First, she raised eyebrows in the community and among her fellow commissioners by her surprise appointment of prominent anti-tax spokesman Lance Lamberton to the SPLOST Oversight Committee. Then she even more surprisingly voted against rolling back property taxes.
To paraphrase the catch-phrase from the old game show “What’s My Line?,” “Will the real Lisa Cupid please stand up?”
LAMBERTON is president of the Cobb Taxpayers Association and tried to defeat several recent county Special Purpose Local Option Sales Tax referendums and also last summer’s ultra-controversial TSPLOST, which voters roundly rejected.
The SPLOST Oversight Committee has always been made up (until now) of commission appointees who have supported such referendums and who monitor spending to ensure the projects funded are consistent with what was promised to voters. There’s nothing wrong per se with having a past SPLOST opponent on the committee, as long as he is there to play devil’s advocate and budget hawk, not just to try and undermine the SPLOST from within.

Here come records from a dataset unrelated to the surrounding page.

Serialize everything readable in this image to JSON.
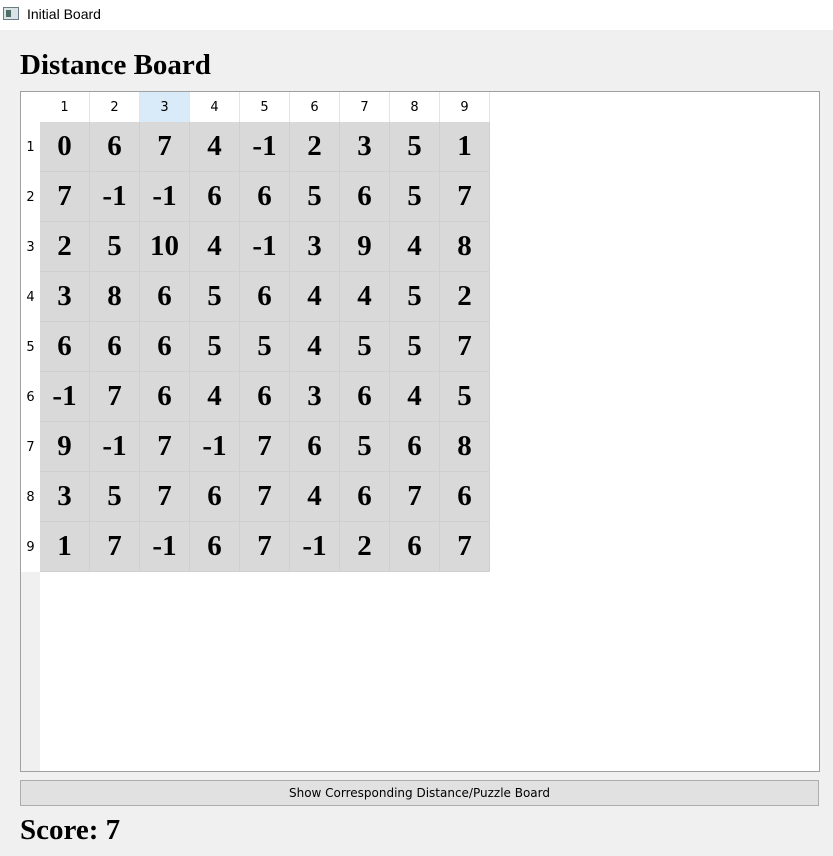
{
  "window": {
    "title": "Initial Board",
    "icon": "app-window-icon"
  },
  "heading": "Distance Board",
  "table": {
    "column_headers": [
      "1",
      "2",
      "3",
      "4",
      "5",
      "6",
      "7",
      "8",
      "9"
    ],
    "row_headers": [
      "1",
      "2",
      "3",
      "4",
      "5",
      "6",
      "7",
      "8",
      "9"
    ],
    "selected_column": 3,
    "rows": [
      [
        "0",
        "6",
        "7",
        "4",
        "-1",
        "2",
        "3",
        "5",
        "1"
      ],
      [
        "7",
        "-1",
        "-1",
        "6",
        "6",
        "5",
        "6",
        "5",
        "7"
      ],
      [
        "2",
        "5",
        "10",
        "4",
        "-1",
        "3",
        "9",
        "4",
        "8"
      ],
      [
        "3",
        "8",
        "6",
        "5",
        "6",
        "4",
        "4",
        "5",
        "2"
      ],
      [
        "6",
        "6",
        "6",
        "5",
        "5",
        "4",
        "5",
        "5",
        "7"
      ],
      [
        "-1",
        "7",
        "6",
        "4",
        "6",
        "3",
        "6",
        "4",
        "5"
      ],
      [
        "9",
        "-1",
        "7",
        "-1",
        "7",
        "6",
        "5",
        "6",
        "8"
      ],
      [
        "3",
        "5",
        "7",
        "6",
        "7",
        "4",
        "6",
        "7",
        "6"
      ],
      [
        "1",
        "7",
        "-1",
        "6",
        "7",
        "-1",
        "2",
        "6",
        "7"
      ]
    ]
  },
  "button": {
    "label": "Show Corresponding Distance/Puzzle Board"
  },
  "score": {
    "text": "Score: 7"
  },
  "colors": {
    "window_bg": "#f0f0f0",
    "cell_bg": "#d9d9d9",
    "selected_header": "#d9ebf9"
  }
}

Cupid’s announcement that she planned to appoint Lamberton caught Cobb Commission Chair Tim Lee off guard. Cupid, who is mid-way through her first year on the board, was apologetic to Lee and made clear that keeping open their lines of communication was important, but went ahead with the appointment, probably to keep from looking weak were she to backtrack.
ALSO RAISING EYEBROWS are the lengthy applications that Cupid is requiring those interested in being appointed by her to county posts to complete. She is the first commissioner to ever rely on such a tool, which asks appointees, among other questions, to list their race. She includes the question, she says, to ensure diversity among those appointed.
Also noteworthy has been Cupid’s foot-dragging in actually making those appointments. She took office at the beginning of January but had not made a single one of the appointments to which she is entitled by March. And her choice of Lamberton for the SPLOST Committee — one of the more important slots ones a commissioner gets to fill — did not come until June.
IF CUPID meant the Lamberton appointment as a sign that she favors a tight rein on spending, she contradicted that impression with her July 23 vote against reducing back property taxes by 0.2 mills as part of Lee’s effort to roll the rate back to where it was before July 2011. That’s when the commission had approved a 1.5 mill, 15.7 percent increase.
Cupid, the only Democrat on the Commission, was the sole vote July 23 against reducing the tax rate. She argued the county should be looking at expanding services with the dollars in question, since the cut was so small.
Her pro-tax vote and anti-tax appointment of Lamberton had heads shaking in recent days.
“She appointed ‘Mr. Anti-Tax’ to the board, then voted against a tax cut!” groused one politico to Around Town.